In yesterday’s blog I raised the issue of outliers – little countries with one great athlete could do leap ahead. To be eligible for the medals per capita medals should countries win medals in more than one discipline (say 3)? Should there be a minimum number of athletes who win medals (say 3)? How do we deal with outliers – give me your ideas. Also, don’t forget to tell me if you want your country represented on the graphs.
Medals per capita – day 7, London 2012
Over at Statistics New Zealand the folks have done a great job in producing an alternative medals table for the London Olympics. They are showing the number of medals won per million population. They have kindly shared some of the data with me (thanks people) so that I can produce a few graphs and tables of my own. First a message to TVNZ and TV 3 and PRIME TV:

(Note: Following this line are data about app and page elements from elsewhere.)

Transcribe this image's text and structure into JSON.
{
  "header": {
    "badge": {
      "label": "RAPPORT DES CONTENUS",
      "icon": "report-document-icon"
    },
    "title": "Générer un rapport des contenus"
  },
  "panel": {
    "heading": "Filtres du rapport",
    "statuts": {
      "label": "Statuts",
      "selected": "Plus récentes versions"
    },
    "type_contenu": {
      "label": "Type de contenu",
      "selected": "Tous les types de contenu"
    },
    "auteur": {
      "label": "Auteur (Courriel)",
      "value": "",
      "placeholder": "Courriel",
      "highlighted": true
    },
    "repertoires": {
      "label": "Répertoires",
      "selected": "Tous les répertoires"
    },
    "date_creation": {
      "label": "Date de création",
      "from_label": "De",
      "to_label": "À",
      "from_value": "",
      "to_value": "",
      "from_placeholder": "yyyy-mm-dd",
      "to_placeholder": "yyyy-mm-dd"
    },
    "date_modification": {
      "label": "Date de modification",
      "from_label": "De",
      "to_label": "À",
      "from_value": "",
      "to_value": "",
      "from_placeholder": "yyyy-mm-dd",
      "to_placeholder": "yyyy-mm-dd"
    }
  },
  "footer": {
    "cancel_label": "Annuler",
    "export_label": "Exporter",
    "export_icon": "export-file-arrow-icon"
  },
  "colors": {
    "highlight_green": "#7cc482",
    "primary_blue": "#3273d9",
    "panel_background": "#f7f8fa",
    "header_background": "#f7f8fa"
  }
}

It is really, really, REALLY, boring to have presented a table of which country has the most medals every night. It is almost as boring as those worthless tables of currencies and stocks you also insist on presenting for your sponsors.

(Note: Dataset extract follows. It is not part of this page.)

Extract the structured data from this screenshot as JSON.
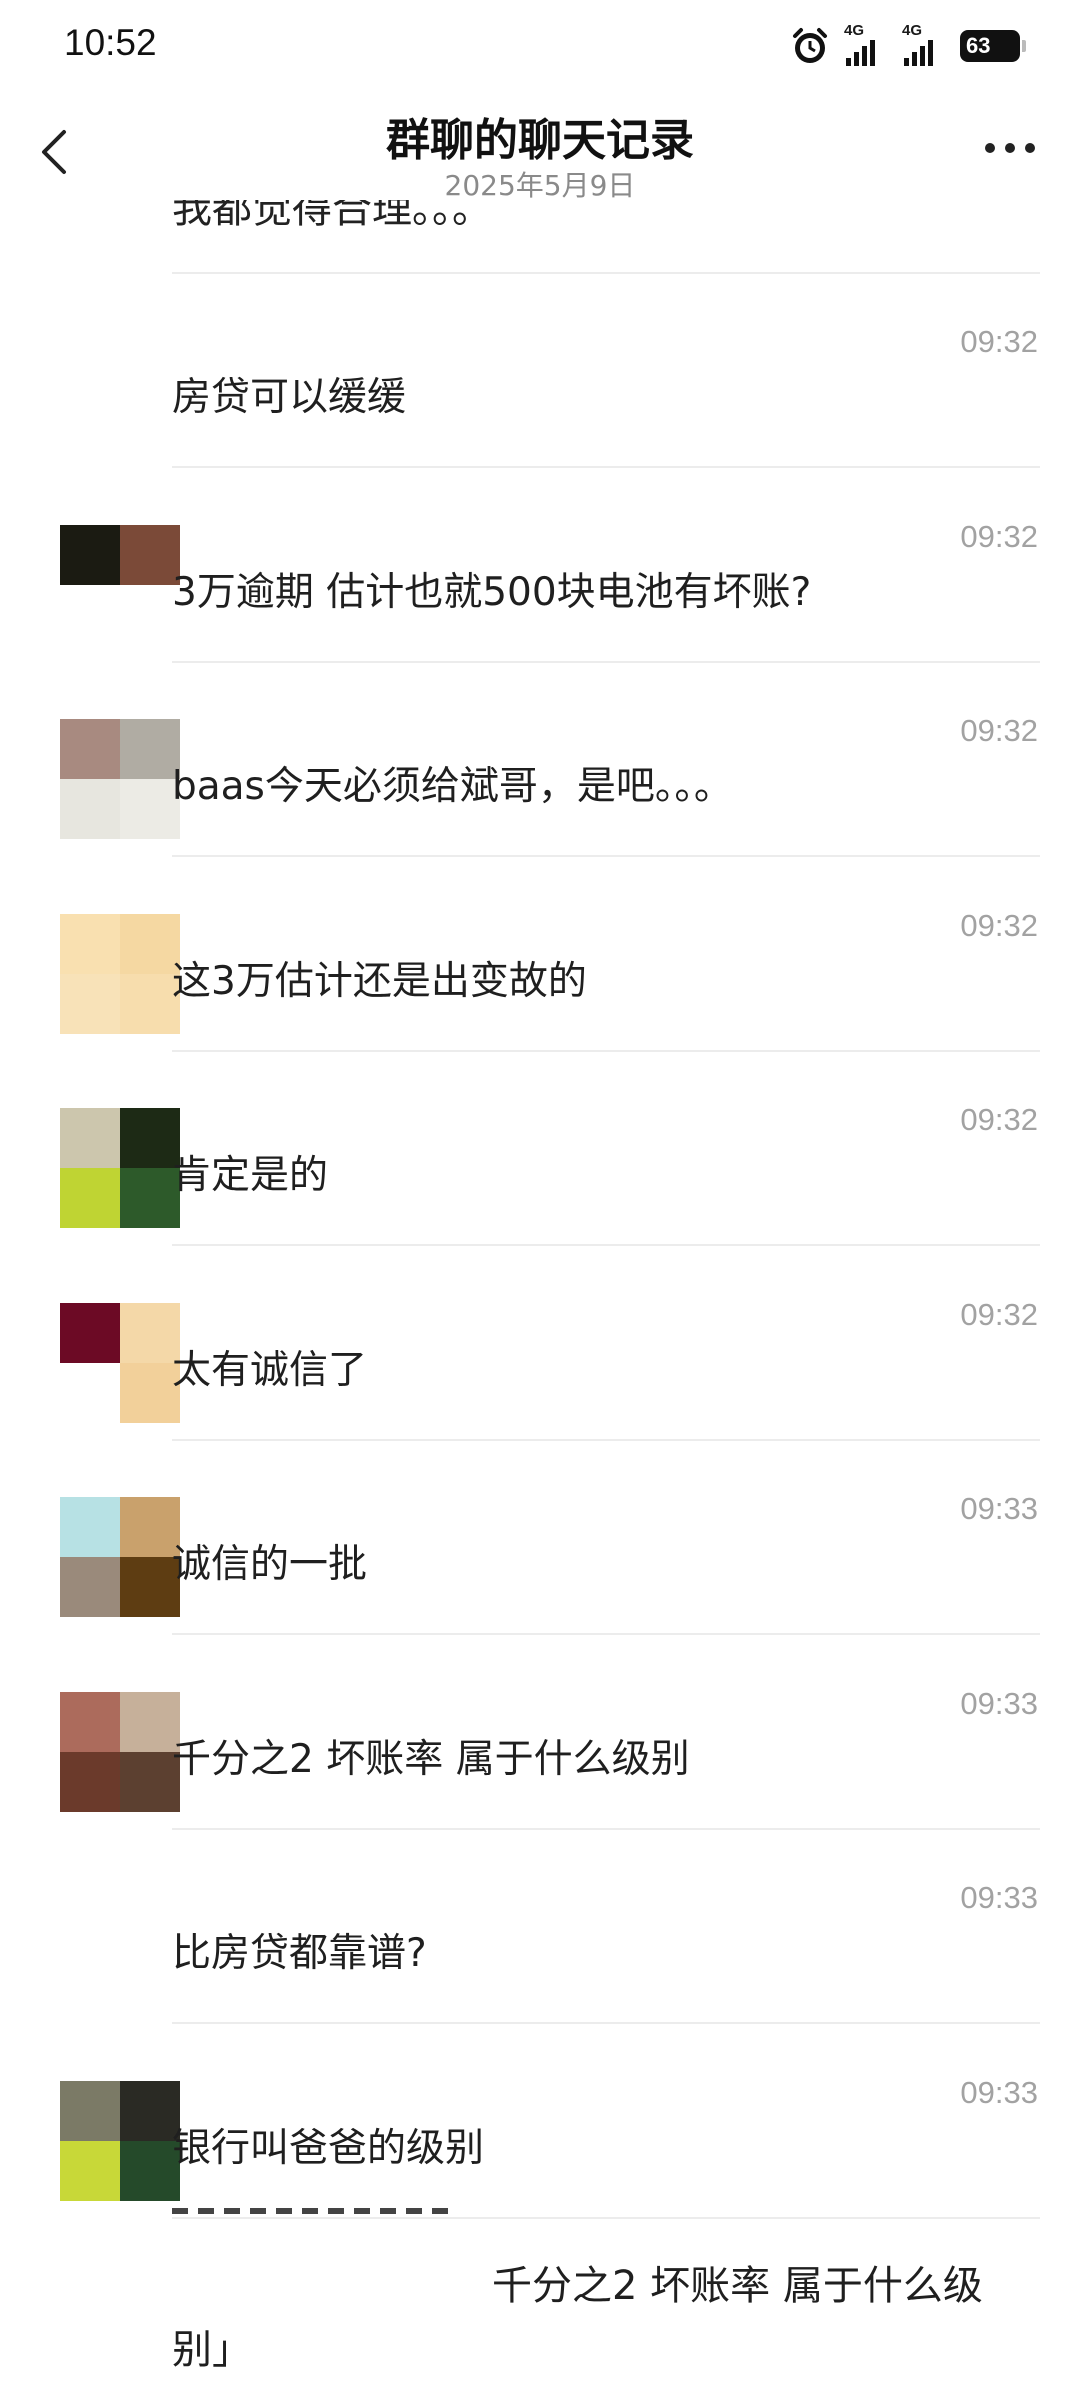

Now, I have that off my chest, let’s have a look at what is going on…If you’ve had a look at the alternative medal table you will see that today, end of day 6, New Zealand is third on the table with a 0.69 medals per million population (i.e. 3 medals divided by 3.7 Million people). It is apparent to any unbiased observer that the number of medals per million is a much better indicator of sporting prowess than raw numbers of medals. It is, though, subject to a few anomalies which I hope to point out over the next week or so.

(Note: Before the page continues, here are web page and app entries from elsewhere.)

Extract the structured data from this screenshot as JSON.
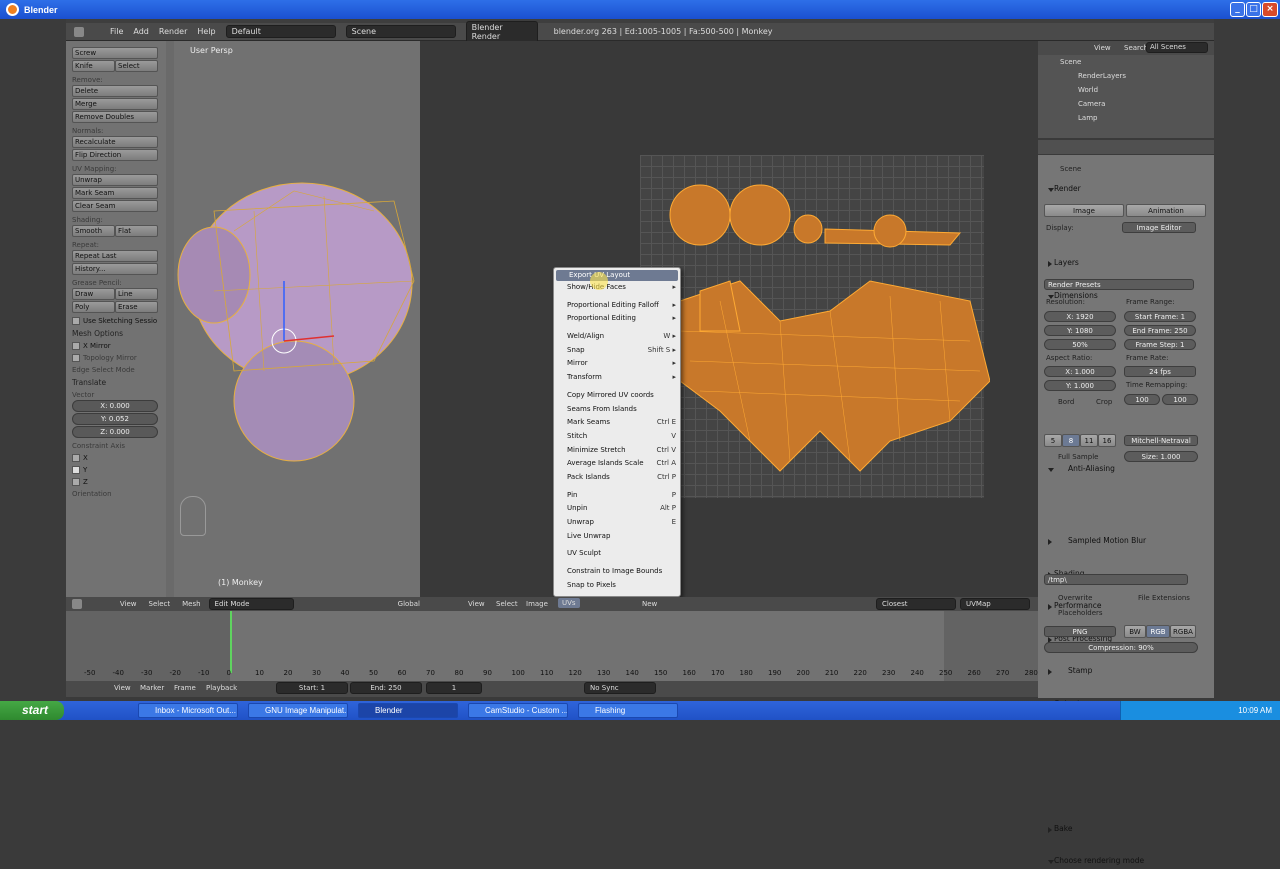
{
  "window": {
    "title": "Blender"
  },
  "menubar": {
    "items": [
      "File",
      "Add",
      "Render",
      "Help"
    ],
    "layout": "Default",
    "scene": "Scene",
    "engine": "Blender Render",
    "stats": "blender.org 263 | Ed:1005-1005 | Fa:500-500 | Monkey"
  },
  "toolshelf": {
    "screw": "Screw",
    "knife": "Knife",
    "select": "Select",
    "remove_label": "Remove:",
    "delete": "Delete",
    "merge": "Merge",
    "remove_doubles": "Remove Doubles",
    "normals_label": "Normals:",
    "recalculate": "Recalculate",
    "flip_direction": "Flip Direction",
    "uv_label": "UV Mapping:",
    "unwrap": "Unwrap",
    "mark_seam": "Mark Seam",
    "clear_seam": "Clear Seam",
    "shading_label": "Shading:",
    "smooth": "Smooth",
    "flat": "Flat",
    "repeat_label": "Repeat:",
    "repeat_last": "Repeat Last",
    "history": "History...",
    "grease_label": "Grease Pencil:",
    "draw": "Draw",
    "line": "Line",
    "poly": "Poly",
    "erase": "Erase",
    "use_sketching": "Use Sketching Sessio",
    "mesh_options": "Mesh Options",
    "x_mirror": "X Mirror",
    "topology_mirror": "Topology Mirror",
    "edge_select_mode": "Edge Select Mode",
    "translate": "Translate",
    "vector_label": "Vector",
    "vx": "X: 0.000",
    "vy": "Y: 0.052",
    "vz": "Z: 0.000",
    "constraint_label": "Constraint Axis",
    "cx": "X",
    "cy": "Y",
    "cz": "Z",
    "orientation": "Orientation"
  },
  "viewport": {
    "label": "User Persp",
    "object": "(1) Monkey"
  },
  "uv_menu": {
    "items": [
      {
        "label": "Export UV Layout",
        "shortcut": ""
      },
      {
        "label": "Show/Hide Faces",
        "shortcut": "▸"
      },
      {
        "label": "Proportional Editing Falloff",
        "shortcut": "▸"
      },
      {
        "label": "Proportional Editing",
        "shortcut": "▸"
      },
      {
        "label": "Weld/Align",
        "shortcut": "W ▸"
      },
      {
        "label": "Snap",
        "shortcut": "Shift S ▸"
      },
      {
        "label": "Mirror",
        "shortcut": "▸"
      },
      {
        "label": "Transform",
        "shortcut": "▸"
      },
      {
        "label": "Copy Mirrored UV coords",
        "shortcut": ""
      },
      {
        "label": "Seams From Islands",
        "shortcut": ""
      },
      {
        "label": "Mark Seams",
        "shortcut": "Ctrl E"
      },
      {
        "label": "Stitch",
        "shortcut": "V"
      },
      {
        "label": "Minimize Stretch",
        "shortcut": "Ctrl V"
      },
      {
        "label": "Average Islands Scale",
        "shortcut": "Ctrl A"
      },
      {
        "label": "Pack Islands",
        "shortcut": "Ctrl P"
      },
      {
        "label": "Pin",
        "shortcut": "P"
      },
      {
        "label": "Unpin",
        "shortcut": "Alt P"
      },
      {
        "label": "Unwrap",
        "shortcut": "E"
      },
      {
        "label": "Live Unwrap",
        "shortcut": ""
      },
      {
        "label": "UV Sculpt",
        "shortcut": ""
      },
      {
        "label": "Constrain to Image Bounds",
        "shortcut": ""
      },
      {
        "label": "Snap to Pixels",
        "shortcut": ""
      }
    ]
  },
  "outliner": {
    "view": "View",
    "search": "Search",
    "scope": "All Scenes",
    "items": [
      "Scene",
      "RenderLayers",
      "World",
      "Camera",
      "Lamp"
    ]
  },
  "properties": {
    "scene": "Scene",
    "render": "Render",
    "image_btn": "Image",
    "animation_btn": "Animation",
    "display_label": "Display:",
    "display_value": "Image Editor",
    "layers": "Layers",
    "dimensions": "Dimensions",
    "presets": "Render Presets",
    "resolution": "Resolution:",
    "res_x": "X: 1920",
    "res_y": "Y: 1080",
    "res_pct": "50%",
    "frame_range": "Frame Range:",
    "start_frame": "Start Frame: 1",
    "end_frame": "End Frame: 250",
    "frame_step": "Frame Step: 1",
    "aspect": "Aspect Ratio:",
    "asp_x": "X: 1.000",
    "asp_y": "Y: 1.000",
    "frame_rate": "Frame Rate:",
    "fps": "24 fps",
    "time_remap": "Time Remapping:",
    "remap_a": "100",
    "remap_b": "100",
    "bord": "Bord",
    "crop": "Crop",
    "anti_aliasing": "Anti-Aliasing",
    "aa5": "5",
    "aa8": "8",
    "aa11": "11",
    "aa16": "16",
    "aa_filter": "Mitchell-Netraval",
    "full_sample": "Full Sample",
    "size": "Size: 1.000",
    "motion_blur": "Sampled Motion Blur",
    "shading": "Shading",
    "performance": "Performance",
    "post_processing": "Post Processing",
    "stamp": "Stamp",
    "output": "Output",
    "path": "/tmp\\",
    "overwrite": "Overwrite",
    "file_ext": "File Extensions",
    "placeholders": "Placeholders",
    "format": "PNG",
    "bw": "BW",
    "rgb": "RGB",
    "rgba": "RGBA",
    "compression": "Compression: 90%",
    "bake": "Bake",
    "choose_render_mode": "Choose rendering mode"
  },
  "header3d": {
    "view": "View",
    "select": "Select",
    "mesh": "Mesh",
    "mode": "Edit Mode",
    "global": "Global"
  },
  "headeruv": {
    "view": "View",
    "select": "Select",
    "image": "Image",
    "uvs": "UVs",
    "new": "New",
    "pivot": "Closest",
    "uvmap": "UVMap"
  },
  "timeline": {
    "ticks": [
      "-50",
      "-40",
      "-30",
      "-20",
      "-10",
      "0",
      "10",
      "20",
      "30",
      "40",
      "50",
      "60",
      "70",
      "80",
      "90",
      "100",
      "110",
      "120",
      "130",
      "140",
      "150",
      "160",
      "170",
      "180",
      "190",
      "200",
      "210",
      "220",
      "230",
      "240",
      "250",
      "260",
      "270",
      "280"
    ],
    "view": "View",
    "marker": "Marker",
    "frame": "Frame",
    "playback": "Playback",
    "start": "Start: 1",
    "end": "End: 250",
    "current": "1",
    "sync": "No Sync"
  },
  "taskbar": {
    "start": "start",
    "tasks": [
      "Inbox - Microsoft Out...",
      "GNU Image Manipulat...",
      "Blender",
      "CamStudio - Custom ...",
      "Flashing"
    ],
    "clock": "10:09 AM"
  },
  "colors": {
    "uv_face": "#c8782a",
    "uv_edge": "#ffaa33",
    "mesh_face": "#b79ac6",
    "titlebar": "#2e6fe8"
  }
}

In the meantime I’ve produced two graphs to demonstrate what is happening day by day. I shall update these a couple of times over the rest of the Olympics. The first shows the number of medals per million for New Zealand, Australia, China, Great Britain, and USA. New Zealand started slowly and is accelerating nicely. The second graph is perhaps more interesting as it shows the ranking in terms of numbers of medals per head of population. At present Slovenia with 1 medal and a population of a little over a million has the number one ranking and a medals per million score of 0.99. A couple more medals and New Zealand may pass this. Of course, if a country with a very low population, say Nauru, were to win just one medal then their score would be about 100! This is take home lesson #1. Look at all the numbers and look out for outliers. Would this make Nauru the country with the greatest sporting prowess? No. We would need to look at historical data over many olympics to be certain of that. Another aspect of the second graph is that it shows how some country’s ranking is trending up and down. This is influenced by their daily performance, but also by other countries entering the table. What should be expected as each day goes on that each country will trend towards their final ranking – perhaps bouncing around above and below it (especially if they are “mid table”). This idea is sometimes called “regression to the mean” and it is very important in statistics because it tells us to be very cautious about putting too much emphasis on the first data we collect. For example, if every doctor in the country starts collecting data on the number of meningitis cases they see each week. In the first week some may see none, others 1 or 2, but it is quite possible that one of them sees 4. Could this be an epidemic in their area? Well a wise doctor would continue to follow and see if there is a trend with the next week or two’s data before jumping to conclusions (although the “precautionary principal” may apply and health boards would be notified).
Have fun following the Olympics. If you want your favorite country added to my graph – just ask. In the meantime, check out Statistics NZ’s excellent presentation of the top 10 ranked countries each day.
Number of medals won at the London 2012 Olympics per million population day by day.
- The rank (1=top) of the number of medals won per million of population at the London 2012 Olympics